[Website and app data records]
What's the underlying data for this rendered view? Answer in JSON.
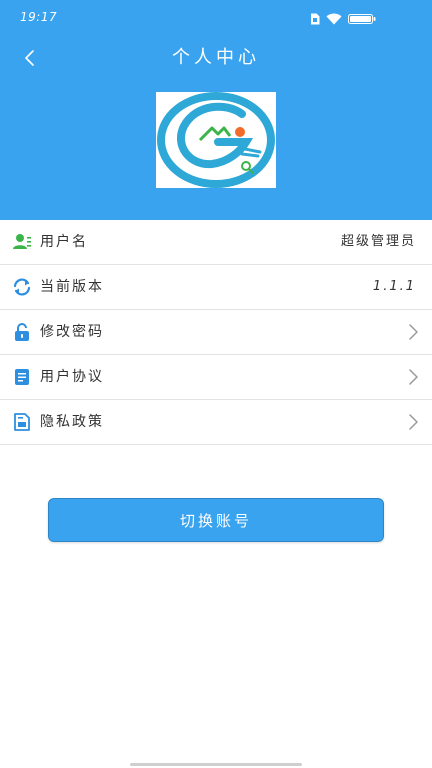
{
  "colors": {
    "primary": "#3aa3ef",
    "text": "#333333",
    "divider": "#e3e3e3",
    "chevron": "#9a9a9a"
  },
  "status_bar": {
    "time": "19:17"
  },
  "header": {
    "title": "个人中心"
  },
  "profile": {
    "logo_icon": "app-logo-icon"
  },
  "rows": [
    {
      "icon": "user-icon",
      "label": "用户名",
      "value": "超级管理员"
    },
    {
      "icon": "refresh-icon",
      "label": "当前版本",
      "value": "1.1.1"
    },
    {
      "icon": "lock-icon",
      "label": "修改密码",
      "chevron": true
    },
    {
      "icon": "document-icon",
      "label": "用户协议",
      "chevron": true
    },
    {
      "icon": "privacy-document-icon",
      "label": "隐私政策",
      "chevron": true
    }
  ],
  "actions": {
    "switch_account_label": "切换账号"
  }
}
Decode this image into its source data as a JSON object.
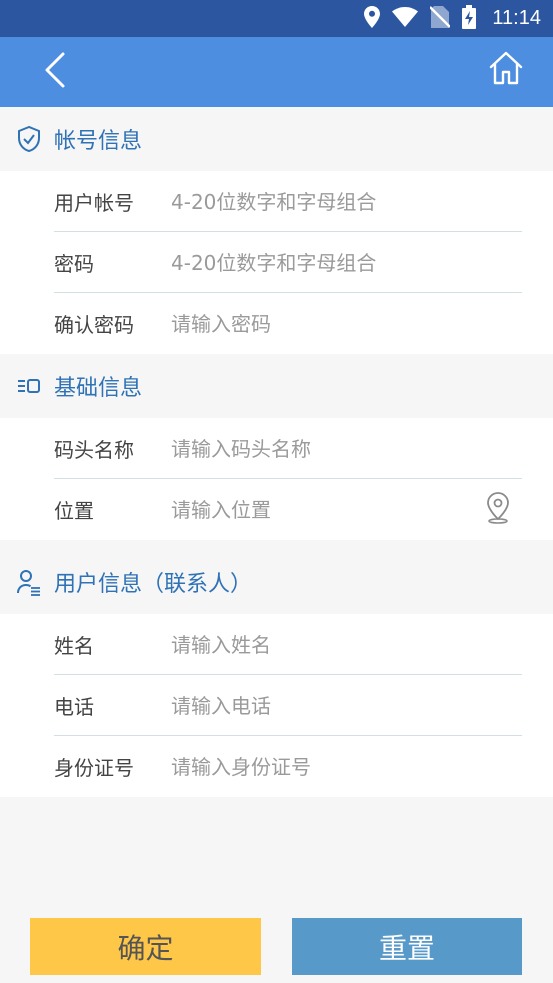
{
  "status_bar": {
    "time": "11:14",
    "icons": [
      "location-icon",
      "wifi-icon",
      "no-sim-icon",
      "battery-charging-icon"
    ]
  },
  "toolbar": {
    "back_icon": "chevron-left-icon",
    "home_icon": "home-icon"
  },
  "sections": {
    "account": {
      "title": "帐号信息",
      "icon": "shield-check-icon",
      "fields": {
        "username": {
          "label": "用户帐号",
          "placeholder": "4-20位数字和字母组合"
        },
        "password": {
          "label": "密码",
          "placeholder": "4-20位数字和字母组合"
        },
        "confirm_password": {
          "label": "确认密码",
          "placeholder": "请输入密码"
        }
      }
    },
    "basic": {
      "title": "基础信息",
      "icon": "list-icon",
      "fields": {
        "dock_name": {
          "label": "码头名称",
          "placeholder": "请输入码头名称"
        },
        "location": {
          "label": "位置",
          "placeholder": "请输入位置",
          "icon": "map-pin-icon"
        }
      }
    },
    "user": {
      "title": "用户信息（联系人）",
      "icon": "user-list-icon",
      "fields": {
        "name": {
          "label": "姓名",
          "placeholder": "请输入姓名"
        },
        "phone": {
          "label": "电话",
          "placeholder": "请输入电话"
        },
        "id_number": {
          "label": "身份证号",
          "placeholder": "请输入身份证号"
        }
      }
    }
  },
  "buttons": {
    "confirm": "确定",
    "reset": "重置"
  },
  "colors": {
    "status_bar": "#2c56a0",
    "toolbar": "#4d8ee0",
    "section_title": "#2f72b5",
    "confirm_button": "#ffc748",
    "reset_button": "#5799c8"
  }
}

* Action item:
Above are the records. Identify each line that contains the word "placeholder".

* Exercise response:
          "placeholder": "4-20位数字和字母组合"
          "placeholder": "4-20位数字和字母组合"
          "placeholder": "请输入密码"
          "placeholder": "请输入码头名称"
          "placeholder": "请输入位置",
          "placeholder": "请输入姓名"
          "placeholder": "请输入电话"
          "placeholder": "请输入身份证号"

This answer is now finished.